On Saturday Swinburn will step up to the Group One plate again in the Eclipse Stakes, which he won twice in succession in his former career, on Ezzoud and Halling, when he saddles Stotsfold in Sandown's 10-furlong showpiece. It will be only his fourth venture into elite company as a trainer; Barolo ran in two Gold Cups and Stotsfold in last month's Prince of Wales's Stakes.

It was the Royal Ascot run that convinced Swinburn that the five-year-old had earned his place at the top table. The horse finished strongly in sixth, only two lengths adrift of runner-up Phoenix Tower, who was in turn four lengths adrift of Duke Of Marmalade. "Take the winner out and we haven't a lot to find on the rest," he said. "He did very well from a poor draw. It was a most encouraging performance."

Stotsfold was Swinburn's first Group winner, in the Select Stakes at Goodwood in September, and has a particular place in hearts at Church Farm. He was bred by Harris's late wife, Caryl, who lost her battle with cancer in March.

The son of Barathea has always been well regarded. After three sighters in his first season, at three he promptly won four of his first five handicaps and ended the campaign 2st better than when he started.

Last term the progress continued, though he was restricted to four runs. "What he must have is fast ground," said Swinburn, "but because of the summer we had we never really were able to get a proper run at the opportunities we wanted to. He actually held an Eclipse entry last year too.

"In the end we eased off with him – right from the start we've taken the long-term view – and the plan was to take him to Dubai, but then he pulled muscles in his back and we ran out of time to get him there."

Stotsfold's seasonal debut, fifth behind Phoenix Tower in the Earl of Sefton Stakes, was judged satisfactory; his next run, a long last of five finishers in the Huxley Stakes at Chester, less so. "It always takes a couple of runs to get the freshness out of him, and he was keen enough at Newmarket. Chester was puzzling at the time, but we had the vet to him afterwards and he wasn't himself, which backed up how he ran."

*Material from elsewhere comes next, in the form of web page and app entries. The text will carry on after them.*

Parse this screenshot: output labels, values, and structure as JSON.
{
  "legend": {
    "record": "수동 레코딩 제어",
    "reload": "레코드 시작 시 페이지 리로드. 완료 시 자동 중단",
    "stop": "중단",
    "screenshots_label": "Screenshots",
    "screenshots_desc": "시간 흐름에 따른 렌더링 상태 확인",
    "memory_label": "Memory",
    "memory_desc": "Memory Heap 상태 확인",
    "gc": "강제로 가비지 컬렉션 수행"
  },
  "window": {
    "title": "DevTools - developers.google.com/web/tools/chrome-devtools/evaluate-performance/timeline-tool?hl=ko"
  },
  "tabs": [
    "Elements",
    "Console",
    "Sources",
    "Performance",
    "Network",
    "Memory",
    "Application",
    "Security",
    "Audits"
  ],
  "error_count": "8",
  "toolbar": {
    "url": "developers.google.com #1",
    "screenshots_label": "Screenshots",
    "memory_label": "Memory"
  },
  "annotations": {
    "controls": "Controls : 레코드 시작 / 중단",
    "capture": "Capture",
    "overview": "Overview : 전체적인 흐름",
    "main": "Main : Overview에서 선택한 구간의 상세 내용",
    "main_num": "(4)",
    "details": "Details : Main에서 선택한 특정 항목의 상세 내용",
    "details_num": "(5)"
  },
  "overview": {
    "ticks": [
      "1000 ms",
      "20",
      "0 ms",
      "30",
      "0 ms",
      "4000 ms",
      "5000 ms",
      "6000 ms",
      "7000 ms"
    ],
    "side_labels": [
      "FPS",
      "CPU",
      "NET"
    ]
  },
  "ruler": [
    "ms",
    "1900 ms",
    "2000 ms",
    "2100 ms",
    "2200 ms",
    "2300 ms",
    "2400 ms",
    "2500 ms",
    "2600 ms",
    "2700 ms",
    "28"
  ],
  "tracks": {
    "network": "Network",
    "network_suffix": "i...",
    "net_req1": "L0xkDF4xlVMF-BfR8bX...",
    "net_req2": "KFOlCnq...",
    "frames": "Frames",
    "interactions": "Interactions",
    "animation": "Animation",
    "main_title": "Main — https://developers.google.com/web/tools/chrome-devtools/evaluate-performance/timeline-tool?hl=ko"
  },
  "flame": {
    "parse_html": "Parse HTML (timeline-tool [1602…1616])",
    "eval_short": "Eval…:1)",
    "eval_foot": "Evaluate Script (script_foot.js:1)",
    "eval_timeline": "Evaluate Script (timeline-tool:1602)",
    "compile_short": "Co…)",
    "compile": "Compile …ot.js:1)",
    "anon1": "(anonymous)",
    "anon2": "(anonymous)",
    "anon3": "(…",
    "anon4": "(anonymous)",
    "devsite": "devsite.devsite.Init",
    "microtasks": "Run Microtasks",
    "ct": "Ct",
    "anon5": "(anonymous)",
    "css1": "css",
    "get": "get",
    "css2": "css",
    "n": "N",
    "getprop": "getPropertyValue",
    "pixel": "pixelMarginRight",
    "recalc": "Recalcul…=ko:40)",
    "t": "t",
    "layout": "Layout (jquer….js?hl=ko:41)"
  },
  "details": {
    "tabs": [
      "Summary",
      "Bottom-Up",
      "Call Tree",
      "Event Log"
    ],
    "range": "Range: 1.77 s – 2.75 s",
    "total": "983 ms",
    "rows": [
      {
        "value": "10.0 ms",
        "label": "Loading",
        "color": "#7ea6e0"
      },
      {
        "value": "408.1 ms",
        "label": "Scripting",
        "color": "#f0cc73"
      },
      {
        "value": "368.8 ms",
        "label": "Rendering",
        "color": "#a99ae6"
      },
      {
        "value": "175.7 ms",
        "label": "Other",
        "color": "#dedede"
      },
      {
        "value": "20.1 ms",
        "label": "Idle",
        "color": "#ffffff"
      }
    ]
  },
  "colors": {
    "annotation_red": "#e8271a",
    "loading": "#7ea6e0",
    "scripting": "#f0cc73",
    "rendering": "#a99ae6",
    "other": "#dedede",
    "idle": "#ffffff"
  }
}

The vet was in attendance again on Monday, after Stotsfold picked up a nail in his foot, and after an overnight poultice all was well yesterday after he cantered. "We had a scare when he wasn't going well behind," said Swinburn, "but Pat Manning, who rides him every day, picked up on it immediately and we found the problem. That's the beauty of a team of good staff.

"But I remember Sir Michael Stoute telling a group of owners one day that the challenge is not winning a race, but getting a horse on to the track to start with, and he's quite right."

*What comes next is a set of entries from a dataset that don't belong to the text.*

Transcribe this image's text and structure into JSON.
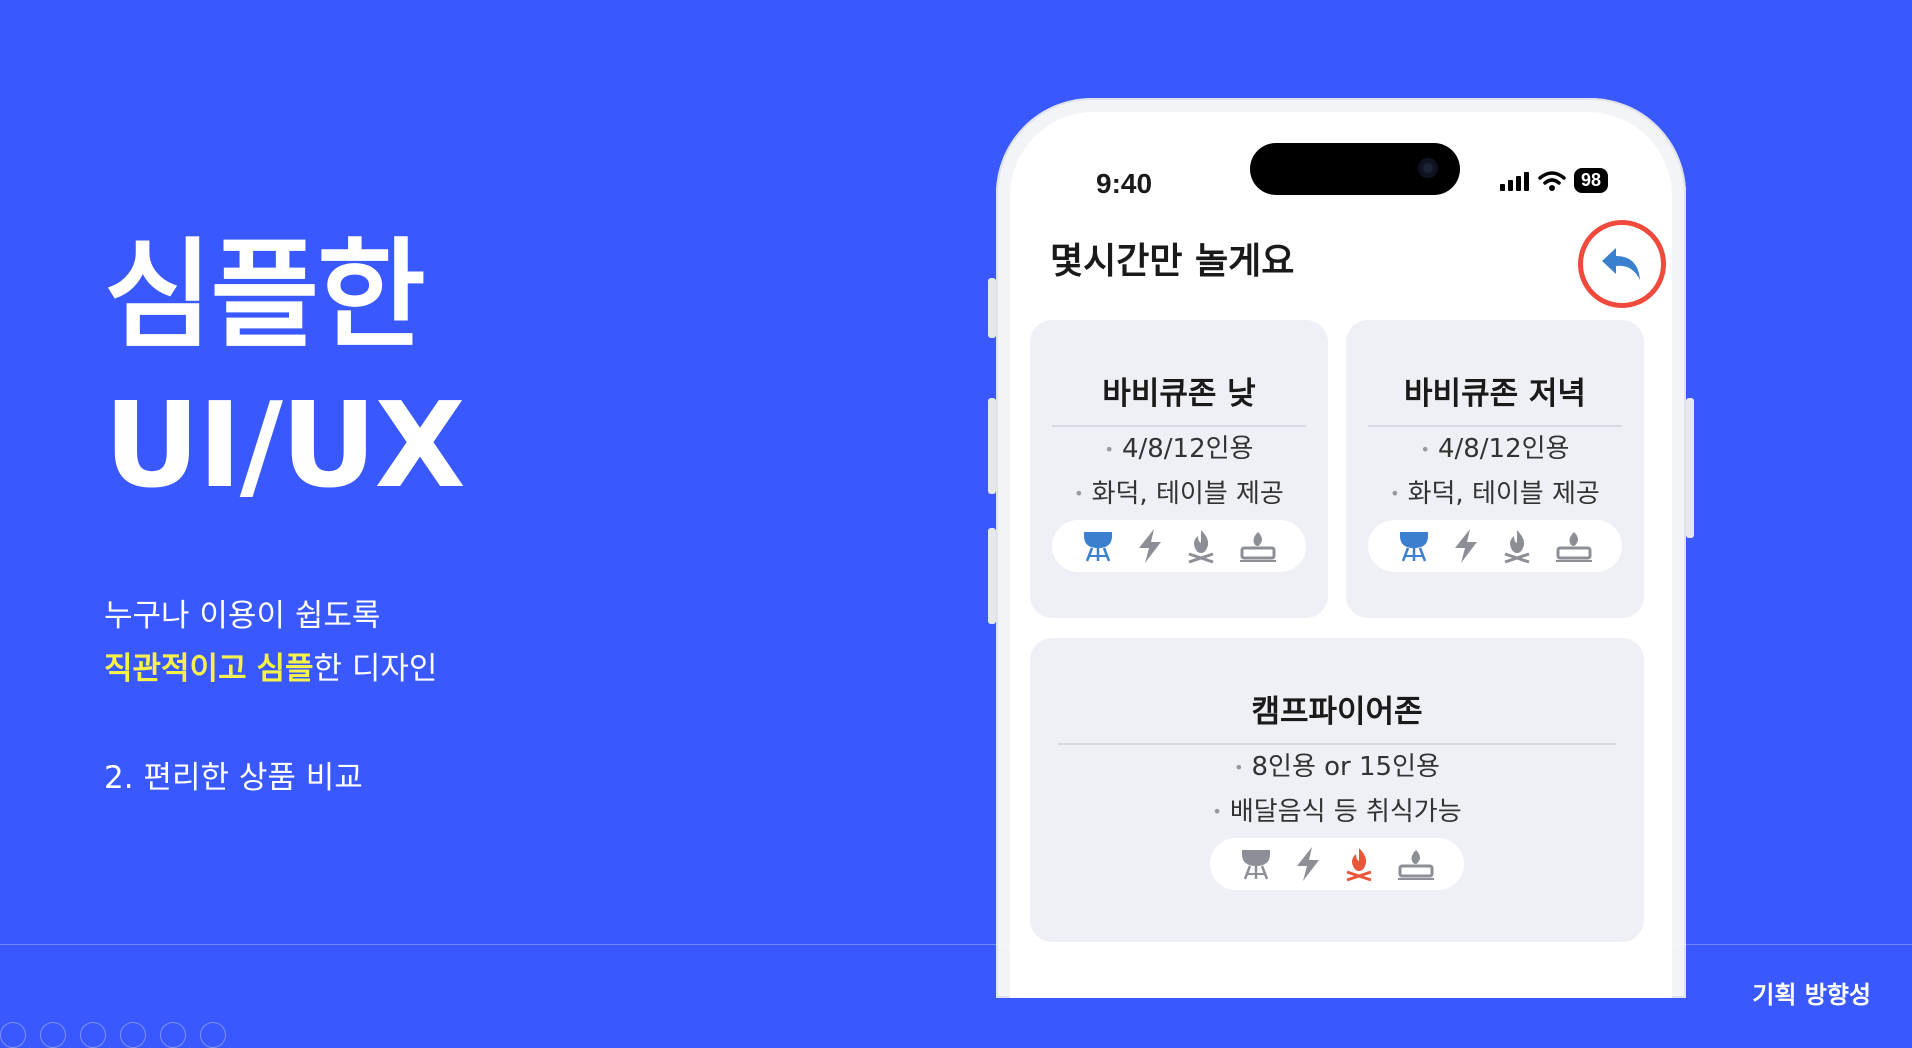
{
  "left": {
    "headline_line1": "심플한",
    "headline_line2": "UI/UX",
    "desc_line1": "누구나 이용이 쉽도록",
    "desc_hl1": "직관적이고",
    "desc_space": " ",
    "desc_hl2": "심플",
    "desc_rest": "한 디자인",
    "point": "2. 편리한 상품 비교"
  },
  "footer": {
    "tag": "기획 방향성"
  },
  "phone": {
    "status": {
      "time": "9:40",
      "battery": "98"
    },
    "title": "몇시간만 놀게요",
    "cards": [
      {
        "title": "바비큐존 낮",
        "features": [
          "4/8/12인용",
          "화덕, 테이블 제공"
        ]
      },
      {
        "title": "바비큐존 저녁",
        "features": [
          "4/8/12인용",
          "화덕, 테이블 제공"
        ]
      },
      {
        "title": "캠프파이어존",
        "features": [
          "8인용 or 15인용",
          "배달음식 등 취식가능"
        ]
      }
    ],
    "icon_names": [
      "grill-icon",
      "lightning-icon",
      "campfire-icon",
      "stove-icon"
    ],
    "colors": {
      "grill_active": "#3b7fcf",
      "fire_active": "#e8573a",
      "icon_inactive": "#8d8f96",
      "back": "#3b7fcf",
      "highlight_ring": "#ef4a3c"
    }
  }
}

Stotsfold, who will be ridden by his usual pilot, Adam Kirby, will be one of the outsiders on Saturday. "We know it's a tall enough order," added Swinburn, "but what he does do is take back-to-back racing and since Ascot he's been on good terms with himself. He's earned his chance."

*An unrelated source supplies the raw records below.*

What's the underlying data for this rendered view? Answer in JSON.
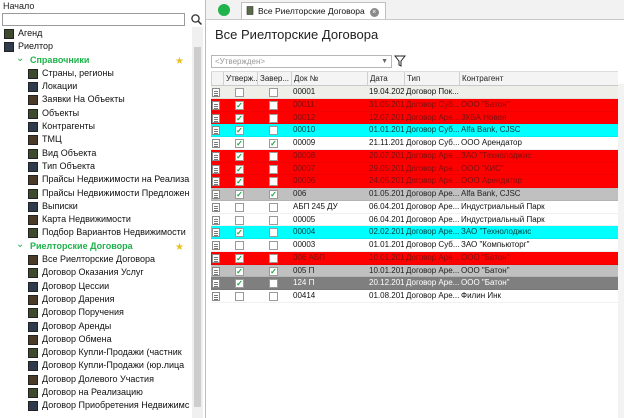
{
  "sidebar": {
    "title": "Начало",
    "search_placeholder": "",
    "items": [
      {
        "label": "Агенд",
        "level": 1,
        "type": "item"
      },
      {
        "label": "Риелтор",
        "level": 1,
        "type": "item"
      },
      {
        "label": "Справочники",
        "level": 2,
        "type": "group",
        "star": true
      },
      {
        "label": "Страны, регионы",
        "level": 3,
        "type": "item"
      },
      {
        "label": "Локации",
        "level": 3,
        "type": "item"
      },
      {
        "label": "Заявки На Объекты",
        "level": 3,
        "type": "item"
      },
      {
        "label": "Объекты",
        "level": 3,
        "type": "item"
      },
      {
        "label": "Контрагенты",
        "level": 3,
        "type": "item"
      },
      {
        "label": "ТМЦ",
        "level": 3,
        "type": "item"
      },
      {
        "label": "Вид Объекта",
        "level": 3,
        "type": "item"
      },
      {
        "label": "Тип Объекта",
        "level": 3,
        "type": "item"
      },
      {
        "label": "Прайсы Недвижимости на Реализа",
        "level": 3,
        "type": "item"
      },
      {
        "label": "Прайсы Недвижимости Предложен",
        "level": 3,
        "type": "item"
      },
      {
        "label": "Выписки",
        "level": 3,
        "type": "item"
      },
      {
        "label": "Карта Недвижимости",
        "level": 3,
        "type": "item"
      },
      {
        "label": "Подбор Вариантов Недвижимости",
        "level": 3,
        "type": "item"
      },
      {
        "label": "Риелторские Договора",
        "level": 2,
        "type": "group",
        "star": true
      },
      {
        "label": "Все Риелторские Договора",
        "level": 3,
        "type": "item"
      },
      {
        "label": "Договор Оказания Услуг",
        "level": 3,
        "type": "item"
      },
      {
        "label": "Договор Цессии",
        "level": 3,
        "type": "item"
      },
      {
        "label": "Договор Дарения",
        "level": 3,
        "type": "item"
      },
      {
        "label": "Договор Поручения",
        "level": 3,
        "type": "item"
      },
      {
        "label": "Договор Аренды",
        "level": 3,
        "type": "item"
      },
      {
        "label": "Договор Обмена",
        "level": 3,
        "type": "item"
      },
      {
        "label": "Договор Купли-Продажи (частник",
        "level": 3,
        "type": "item"
      },
      {
        "label": "Договор Купли-Продажи (юр.лица",
        "level": 3,
        "type": "item"
      },
      {
        "label": "Договор Долевого Участия",
        "level": 3,
        "type": "item"
      },
      {
        "label": "Договор на Реализацию",
        "level": 3,
        "type": "item"
      },
      {
        "label": "Договор Приобретения Недвижимс",
        "level": 3,
        "type": "item"
      }
    ]
  },
  "tabbar": {
    "tab_label": "Все Риелторские Договора",
    "close_icon": "close-icon"
  },
  "main": {
    "page_title": "Все Риелторские Договора",
    "filter_value": "<Утвержден>"
  },
  "grid": {
    "columns": [
      "",
      "Утверж...",
      "Завер...",
      "Док №",
      "Дата",
      "Тип",
      "Контрагент"
    ],
    "rows": [
      {
        "color": "light",
        "approved": false,
        "done": false,
        "doc": "00001",
        "date": "19.04.2022",
        "type": "Договор Пок...",
        "party": ""
      },
      {
        "color": "red",
        "approved": true,
        "done": false,
        "doc": "00011",
        "date": "31.05.2013",
        "type": "Договор Суб...",
        "party": "ООО \"Батон\""
      },
      {
        "color": "red",
        "approved": true,
        "done": false,
        "doc": "00012",
        "date": "12.07.2013",
        "type": "Договор Аре...",
        "party": "ЗКБА Новоя"
      },
      {
        "color": "cyan",
        "approved": true,
        "done": false,
        "doc": "00010",
        "date": "01.01.2013",
        "type": "Договор Суб...",
        "party": "Alfa Bank, CJSC"
      },
      {
        "color": "white",
        "approved": true,
        "done": true,
        "doc": "00009",
        "date": "21.11.2012",
        "type": "Договор Суб...",
        "party": "ООО Арендатор"
      },
      {
        "color": "red",
        "approved": true,
        "done": false,
        "doc": "00008",
        "date": "20.07.2012",
        "type": "Договор Аре...",
        "party": "ЗАО \"Технолоджис"
      },
      {
        "color": "red",
        "approved": true,
        "done": false,
        "doc": "00007",
        "date": "29.05.2012",
        "type": "Договор Аре...",
        "party": "ООО \"КИС\""
      },
      {
        "color": "red",
        "approved": true,
        "done": false,
        "doc": "00006",
        "date": "24.05.2012",
        "type": "Договор Аре...",
        "party": "ООО Арендатор"
      },
      {
        "color": "gray",
        "approved": true,
        "done": true,
        "doc": "006",
        "date": "01.05.2012",
        "type": "Договор Аре...",
        "party": "Alfa Bank, CJSC"
      },
      {
        "color": "white",
        "approved": false,
        "done": false,
        "doc": "АБП 245 ДУ",
        "date": "06.04.2012",
        "type": "Договор Аре...",
        "party": "Индустриальный Парк"
      },
      {
        "color": "white",
        "approved": false,
        "done": false,
        "doc": "00005",
        "date": "06.04.2012",
        "type": "Договор Аре...",
        "party": "Индустриальный Парк"
      },
      {
        "color": "cyan",
        "approved": true,
        "done": false,
        "doc": "00004",
        "date": "02.02.2012",
        "type": "Договор Аре...",
        "party": "ЗАО \"Технолоджис"
      },
      {
        "color": "white",
        "approved": false,
        "done": false,
        "doc": "00003",
        "date": "01.01.2012",
        "type": "Договор Суб...",
        "party": "ЗАО \"Компьюторг\""
      },
      {
        "color": "red",
        "approved": true,
        "done": false,
        "doc": "006 АБП",
        "date": "10.01.2012",
        "type": "Договор Аре...",
        "party": "ООО \"Батон\""
      },
      {
        "color": "gray",
        "approved": true,
        "done": true,
        "doc": "005 П",
        "date": "10.01.2012",
        "type": "Договор Аре...",
        "party": "ООО \"Батон\""
      },
      {
        "color": "dark",
        "approved": true,
        "done": false,
        "doc": "124 П",
        "date": "20.12.2011",
        "type": "Договор Аре...",
        "party": "ООО \"Батон\""
      },
      {
        "color": "white",
        "approved": false,
        "done": false,
        "doc": "00414",
        "date": "01.08.2011",
        "type": "Договор Аре...",
        "party": "Филин Инк"
      }
    ]
  },
  "colors": {
    "group": "#1db34a",
    "red": "#ff0000",
    "cyan": "#00ffff",
    "gray": "#c0c0c0",
    "dark": "#7f7f7f"
  }
}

* The Derby winner, New Approach, a late absentee from Sunday's Irish version, has been diagnosed with sore muscles in his backside, with box-rest prescribed. His trainer, Jim Bolger, expects a return to full fitness but the colt has been taken out of betting lists for the King George VI and Queen Elizabeth Stakes this month.

ECLIPSE STAKES (Sandown, Saturday) Coral: 100-30 Mount Nelson, Phoenix Tower, 4-1 Multidimensional, 11-2 Pipedreamer, 7-1 Literato, 9-1 Maraahel, 10-1 Rob Roy, 12-1 Campanologist, 20-1 Stotsfold, 40-1 Hattan.